For dinner, I usually like to have meat and vegies. When I can, I love to cook and eat at home; we have a lot of barbecues and easy meat-and-salad dinners.

I’m not a fussy eater – I eat pretty much everything.

What’s your advice for sticking to a healthy diet?

Everything in moderation and listen to your body. If I’m feeling run-down, I make sure I’m eating well and looking after myself by having plenty of fresh fruit and veg.

A steak or red meat usually helps when I’m run-down, too.

Travel is such a big part of the international tennis juggle. How do you prepare for long-haul flights?

Before a long-haul flight, I try to drink lots of water and have a good meal.

This year, being on the road has been a bit different to other years as we’re in a bubble environment and can only eat meals at the hotel, at the tennis courts or order delivery to the hotel.

We’re lucky the player cafes at the tournaments are generally very good and provide lots of healthy options for us.

With work, family and life commitments, a lot of us are time-poor. What advice do you have for eating meals on the go?

Try to choose healthy options if you have to eat out or get takeaway.

Read the food labels and understand what’s in your food. People are very health-conscious now and do want healthy options.
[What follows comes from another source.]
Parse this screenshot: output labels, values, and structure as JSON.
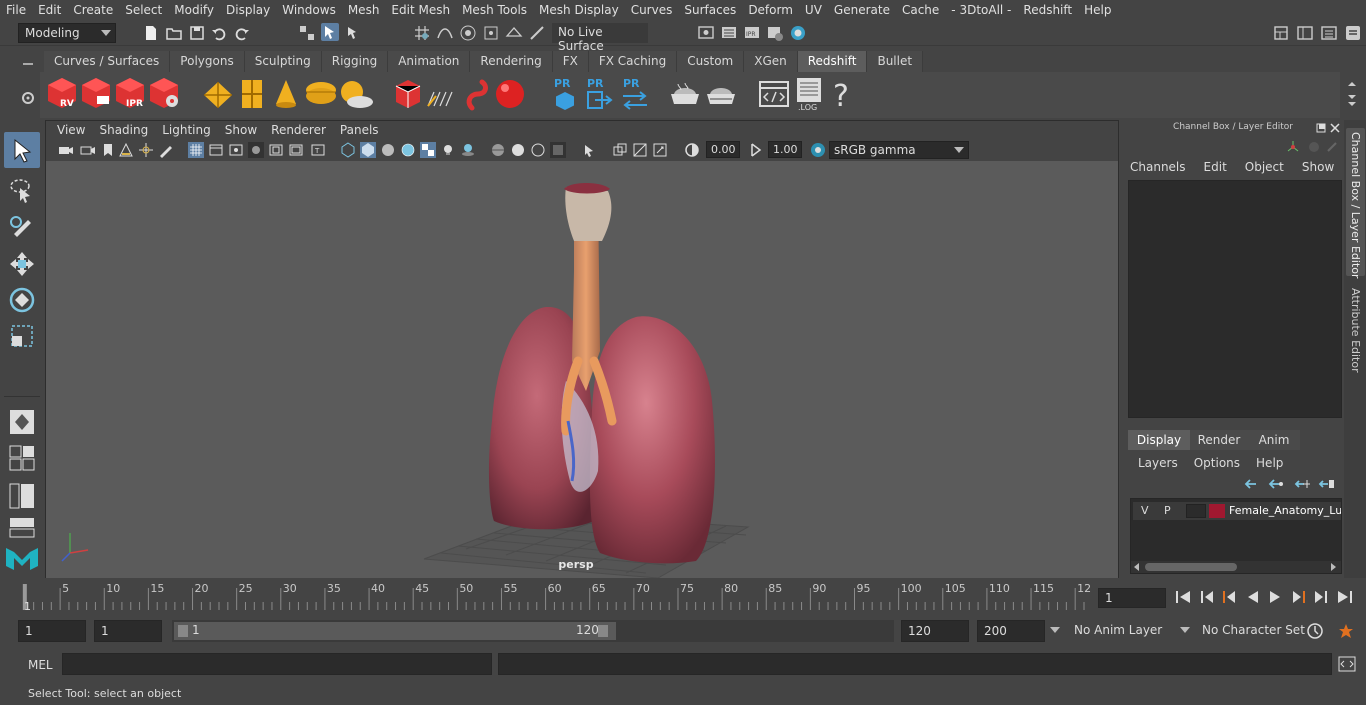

There are so many great choices now on UberEats, so it’s possible to get a healthy takeaway dinner.

You have quite the passion for coffee and you’re a qualified barista. Where did this passion start?

My sister Sara and I did a coffee course a few years ago and loved it. I really enjoy the process of making coffee at home and learning more about how to craft the perfect coffee.

My signature brew is a skim cappuccino or a flat white. I’m OK but I’m still practising my barista skills.

I try to have a maximum of three or four coffees a day. It’s been hard this year with the restrictions but I’ve always loved finding great cafes overseas and trying the local coffee places wherever I am in the world.

Walking to the local cafe for a morning coffee on my own or with my team has become part of my routine on the road and a part of my day that I love.

What gets a thumbs down?

Seafood. I eat a little bit of it but it’s not my favourite food.

What’s one message you hope everyone reading this takes away?

Being healthy and happy are the most important things.

News Corp Australia is highlighting Indigenous Australians’ participation in sport through Indigenous Sport Month.